#### [WHAT IS BEING ASKED]
Give every line of the data again, exactly.

#### [SOURCE INFORMATION]
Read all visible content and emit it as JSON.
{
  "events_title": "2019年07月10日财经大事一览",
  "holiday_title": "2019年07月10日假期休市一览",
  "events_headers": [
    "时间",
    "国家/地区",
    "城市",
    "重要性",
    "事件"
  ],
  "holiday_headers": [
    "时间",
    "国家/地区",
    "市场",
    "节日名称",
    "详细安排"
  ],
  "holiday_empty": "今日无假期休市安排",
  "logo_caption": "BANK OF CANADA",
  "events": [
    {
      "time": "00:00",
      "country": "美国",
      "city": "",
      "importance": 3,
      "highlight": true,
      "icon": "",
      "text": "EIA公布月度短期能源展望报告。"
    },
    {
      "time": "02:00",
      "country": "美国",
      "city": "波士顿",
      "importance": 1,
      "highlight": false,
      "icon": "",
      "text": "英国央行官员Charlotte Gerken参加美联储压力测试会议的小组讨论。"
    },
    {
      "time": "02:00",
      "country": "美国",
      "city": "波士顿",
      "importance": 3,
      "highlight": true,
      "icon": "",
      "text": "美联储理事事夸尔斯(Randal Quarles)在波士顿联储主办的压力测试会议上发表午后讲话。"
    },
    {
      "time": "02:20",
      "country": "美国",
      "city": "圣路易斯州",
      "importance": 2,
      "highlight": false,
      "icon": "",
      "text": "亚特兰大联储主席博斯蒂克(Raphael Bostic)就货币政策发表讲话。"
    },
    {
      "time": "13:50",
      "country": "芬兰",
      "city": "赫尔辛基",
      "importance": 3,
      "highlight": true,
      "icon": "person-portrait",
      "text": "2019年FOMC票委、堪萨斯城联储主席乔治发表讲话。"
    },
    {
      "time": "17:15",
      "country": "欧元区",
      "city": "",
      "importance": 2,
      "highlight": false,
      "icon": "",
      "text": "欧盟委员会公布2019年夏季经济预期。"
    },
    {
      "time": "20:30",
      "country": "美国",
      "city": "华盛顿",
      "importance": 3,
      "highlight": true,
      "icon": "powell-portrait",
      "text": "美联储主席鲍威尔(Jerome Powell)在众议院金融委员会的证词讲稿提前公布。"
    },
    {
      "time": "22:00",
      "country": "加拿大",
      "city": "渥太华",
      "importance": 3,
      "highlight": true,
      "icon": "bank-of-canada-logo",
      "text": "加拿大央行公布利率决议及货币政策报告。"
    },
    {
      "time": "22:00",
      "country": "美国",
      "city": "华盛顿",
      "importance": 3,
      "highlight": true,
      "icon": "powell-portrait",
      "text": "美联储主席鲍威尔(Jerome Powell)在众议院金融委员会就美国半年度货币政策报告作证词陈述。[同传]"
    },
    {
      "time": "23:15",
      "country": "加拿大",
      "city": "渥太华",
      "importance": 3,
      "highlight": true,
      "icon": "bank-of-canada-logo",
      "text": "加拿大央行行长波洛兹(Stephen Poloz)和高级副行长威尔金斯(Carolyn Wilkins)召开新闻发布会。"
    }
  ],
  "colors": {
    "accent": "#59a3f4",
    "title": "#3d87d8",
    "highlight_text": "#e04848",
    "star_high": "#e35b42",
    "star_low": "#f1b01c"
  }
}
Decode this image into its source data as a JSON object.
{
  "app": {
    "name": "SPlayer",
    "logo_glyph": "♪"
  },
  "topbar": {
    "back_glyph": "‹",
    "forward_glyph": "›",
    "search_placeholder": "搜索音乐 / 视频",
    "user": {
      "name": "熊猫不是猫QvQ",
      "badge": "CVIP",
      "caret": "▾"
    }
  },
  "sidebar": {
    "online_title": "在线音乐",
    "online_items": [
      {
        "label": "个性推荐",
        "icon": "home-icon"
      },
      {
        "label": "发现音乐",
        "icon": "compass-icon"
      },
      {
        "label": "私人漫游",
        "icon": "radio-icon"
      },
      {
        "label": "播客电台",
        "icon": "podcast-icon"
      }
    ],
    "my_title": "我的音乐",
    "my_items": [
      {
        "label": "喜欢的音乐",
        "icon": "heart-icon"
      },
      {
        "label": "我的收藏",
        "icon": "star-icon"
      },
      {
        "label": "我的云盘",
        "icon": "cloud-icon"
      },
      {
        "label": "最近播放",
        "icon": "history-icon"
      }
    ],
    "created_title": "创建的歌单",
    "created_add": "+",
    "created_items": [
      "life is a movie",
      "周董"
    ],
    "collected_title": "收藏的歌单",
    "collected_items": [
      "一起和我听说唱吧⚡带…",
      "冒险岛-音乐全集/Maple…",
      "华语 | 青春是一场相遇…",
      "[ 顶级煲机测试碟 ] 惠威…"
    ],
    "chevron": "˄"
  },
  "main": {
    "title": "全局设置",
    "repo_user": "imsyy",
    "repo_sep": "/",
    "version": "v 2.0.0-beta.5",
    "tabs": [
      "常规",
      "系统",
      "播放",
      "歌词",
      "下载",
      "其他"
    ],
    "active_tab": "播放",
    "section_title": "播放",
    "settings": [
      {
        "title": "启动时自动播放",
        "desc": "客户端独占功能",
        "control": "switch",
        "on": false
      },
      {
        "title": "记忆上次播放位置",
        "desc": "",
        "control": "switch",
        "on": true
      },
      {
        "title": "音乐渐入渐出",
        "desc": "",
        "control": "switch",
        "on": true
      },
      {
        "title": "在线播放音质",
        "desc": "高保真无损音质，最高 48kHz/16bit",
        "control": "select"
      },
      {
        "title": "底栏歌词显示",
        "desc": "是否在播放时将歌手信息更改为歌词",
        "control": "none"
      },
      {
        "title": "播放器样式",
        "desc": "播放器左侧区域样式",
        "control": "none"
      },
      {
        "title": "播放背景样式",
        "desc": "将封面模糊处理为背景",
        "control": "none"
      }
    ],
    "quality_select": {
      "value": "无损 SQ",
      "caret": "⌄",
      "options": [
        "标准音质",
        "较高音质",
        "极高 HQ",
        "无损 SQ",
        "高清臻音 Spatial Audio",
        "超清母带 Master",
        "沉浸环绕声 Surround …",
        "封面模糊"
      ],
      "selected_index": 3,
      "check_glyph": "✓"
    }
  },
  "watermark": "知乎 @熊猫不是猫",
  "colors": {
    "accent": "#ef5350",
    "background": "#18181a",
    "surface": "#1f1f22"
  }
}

#### [RESPONSE TO THE TASK]
Read all visible content and emit it as JSON.
{
  "events_title": "2019年07月10日财经大事一览",
  "holiday_title": "2019年07月10日假期休市一览",
  "events_headers": [
    "时间",
    "国家/地区",
    "城市",
    "重要性",
    "事件"
  ],
  "holiday_headers": [
    "时间",
    "国家/地区",
    "市场",
    "节日名称",
    "详细安排"
  ],
  "holiday_empty": "今日无假期休市安排",
  "logo_caption": "BANK OF CANADA",
  "events": [
    {
      "time": "00:00",
      "country": "美国",
      "city": "",
      "importance": 3,
      "highlight": true,
      "icon": "",
      "text": "EIA公布月度短期能源展望报告。"
    },
    {
      "time": "02:00",
      "country": "美国",
      "city": "波士顿",
      "importance": 1,
      "highlight": false,
      "icon": "",
      "text": "英国央行官员Charlotte Gerken参加美联储压力测试会议的小组讨论。"
    },
    {
      "time": "02:00",
      "country": "美国",
      "city": "波士顿",
      "importance": 3,
      "highlight": true,
      "icon": "",
      "text": "美联储理事事夸尔斯(Randal Quarles)在波士顿联储主办的压力测试会议上发表午后讲话。"
    },
    {
      "time": "02:20",
      "country": "美国",
      "city": "圣路易斯州",
      "importance": 2,
      "highlight": false,
      "icon": "",
      "text": "亚特兰大联储主席博斯蒂克(Raphael Bostic)就货币政策发表讲话。"
    },
    {
      "time": "13:50",
      "country": "芬兰",
      "city": "赫尔辛基",
      "importance": 3,
      "highlight": true,
      "icon": "person-portrait",
      "text": "2019年FOMC票委、堪萨斯城联储主席乔治发表讲话。"
    },
    {
      "time": "17:15",
      "country": "欧元区",
      "city": "",
      "importance": 2,
      "highlight": false,
      "icon": "",
      "text": "欧盟委员会公布2019年夏季经济预期。"
    },
    {
      "time": "20:30",
      "country": "美国",
      "city": "华盛顿",
      "importance": 3,
      "highlight": true,
      "icon": "powell-portrait",
      "text": "美联储主席鲍威尔(Jerome Powell)在众议院金融委员会的证词讲稿提前公布。"
    },
    {
      "time": "22:00",
      "country": "加拿大",
      "city": "渥太华",
      "importance": 3,
      "highlight": true,
      "icon": "bank-of-canada-logo",
      "text": "加拿大央行公布利率决议及货币政策报告。"
    },
    {
      "time": "22:00",
      "country": "美国",
      "city": "华盛顿",
      "importance": 3,
      "highlight": true,
      "icon": "powell-portrait",
      "text": "美联储主席鲍威尔(Jerome Powell)在众议院金融委员会就美国半年度货币政策报告作证词陈述。[同传]"
    },
    {
      "time": "23:15",
      "country": "加拿大",
      "city": "渥太华",
      "importance": 3,
      "highlight": true,
      "icon": "bank-of-canada-logo",
      "text": "加拿大央行行长波洛兹(Stephen Poloz)和高级副行长威尔金斯(Carolyn Wilkins)召开新闻发布会。"
    }
  ],
  "colors": {
    "accent": "#59a3f4",
    "title": "#3d87d8",
    "highlight_text": "#e04848",
    "star_high": "#e35b42",
    "star_low": "#f1b01c"
  }
}
Decode this image into its source data as a JSON object.
{
  "app": {
    "name": "SPlayer",
    "logo_glyph": "♪"
  },
  "topbar": {
    "back_glyph": "‹",
    "forward_glyph": "›",
    "search_placeholder": "搜索音乐 / 视频",
    "user": {
      "name": "熊猫不是猫QvQ",
      "badge": "CVIP",
      "caret": "▾"
    }
  },
  "sidebar": {
    "online_title": "在线音乐",
    "online_items": [
      {
        "label": "个性推荐",
        "icon": "home-icon"
      },
      {
        "label": "发现音乐",
        "icon": "compass-icon"
      },
      {
        "label": "私人漫游",
        "icon": "radio-icon"
      },
      {
        "label": "播客电台",
        "icon": "podcast-icon"
      }
    ],
    "my_title": "我的音乐",
    "my_items": [
      {
        "label": "喜欢的音乐",
        "icon": "heart-icon"
      },
      {
        "label": "我的收藏",
        "icon": "star-icon"
      },
      {
        "label": "我的云盘",
        "icon": "cloud-icon"
      },
      {
        "label": "最近播放",
        "icon": "history-icon"
      }
    ],
    "created_title": "创建的歌单",
    "created_add": "+",
    "created_items": [
      "life is a movie",
      "周董"
    ],
    "collected_title": "收藏的歌单",
    "collected_items": [
      "一起和我听说唱吧⚡带…",
      "冒险岛-音乐全集/Maple…",
      "华语 | 青春是一场相遇…",
      "[ 顶级煲机测试碟 ] 惠威…"
    ],
    "chevron": "˄"
  },
  "main": {
    "title": "全局设置",
    "repo_user": "imsyy",
    "repo_sep": "/",
    "version": "v 2.0.0-beta.5",
    "tabs": [
      "常规",
      "系统",
      "播放",
      "歌词",
      "下载",
      "其他"
    ],
    "active_tab": "播放",
    "section_title": "播放",
    "settings": [
      {
        "title": "启动时自动播放",
        "desc": "客户端独占功能",
        "control": "switch",
        "on": false
      },
      {
        "title": "记忆上次播放位置",
        "desc": "",
        "control": "switch",
        "on": true
      },
      {
        "title": "音乐渐入渐出",
        "desc": "",
        "control": "switch",
        "on": true
      },
      {
        "title": "在线播放音质",
        "desc": "高保真无损音质，最高 48kHz/16bit",
        "control": "select"
      },
      {
        "title": "底栏歌词显示",
        "desc": "是否在播放时将歌手信息更改为歌词",
        "control": "none"
      },
      {
        "title": "播放器样式",
        "desc": "播放器左侧区域样式",
        "control": "none"
      },
      {
        "title": "播放背景样式",
        "desc": "将封面模糊处理为背景",
        "control": "none"
      }
    ],
    "quality_select": {
      "value": "无损 SQ",
      "caret": "⌄",
      "options": [
        "标准音质",
        "较高音质",
        "极高 HQ",
        "无损 SQ",
        "高清臻音 Spatial Audio",
        "超清母带 Master",
        "沉浸环绕声 Surround …",
        "封面模糊"
      ],
      "selected_index": 3,
      "check_glyph": "✓"
    }
  },
  "watermark": "知乎 @熊猫不是猫",
  "colors": {
    "accent": "#ef5350",
    "background": "#18181a",
    "surface": "#1f1f22"
  }
}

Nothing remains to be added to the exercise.